Work instruction: Could you output every record again, exactly as given?

Working data:
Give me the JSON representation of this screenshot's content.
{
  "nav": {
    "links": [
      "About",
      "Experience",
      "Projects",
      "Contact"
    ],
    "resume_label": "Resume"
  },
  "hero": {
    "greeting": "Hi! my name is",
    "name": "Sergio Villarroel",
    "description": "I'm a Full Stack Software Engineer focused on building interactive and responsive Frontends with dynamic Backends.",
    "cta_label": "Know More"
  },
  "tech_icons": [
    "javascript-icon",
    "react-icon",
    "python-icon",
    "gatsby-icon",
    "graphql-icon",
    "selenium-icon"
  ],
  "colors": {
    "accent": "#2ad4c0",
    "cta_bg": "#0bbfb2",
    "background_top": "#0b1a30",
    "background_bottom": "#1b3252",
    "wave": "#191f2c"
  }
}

Reply:
Give me the JSON representation of this screenshot's content.
{
  "nav": {
    "links": [
      "About",
      "Experience",
      "Projects",
      "Contact"
    ],
    "resume_label": "Resume"
  },
  "hero": {
    "greeting": "Hi! my name is",
    "name": "Sergio Villarroel",
    "description": "I'm a Full Stack Software Engineer focused on building interactive and responsive Frontends with dynamic Backends.",
    "cta_label": "Know More"
  },
  "tech_icons": [
    "javascript-icon",
    "react-icon",
    "python-icon",
    "gatsby-icon",
    "graphql-icon",
    "selenium-icon"
  ],
  "colors": {
    "accent": "#2ad4c0",
    "cta_bg": "#0bbfb2",
    "background_top": "#0b1a30",
    "background_bottom": "#1b3252",
    "wave": "#191f2c"
  }
}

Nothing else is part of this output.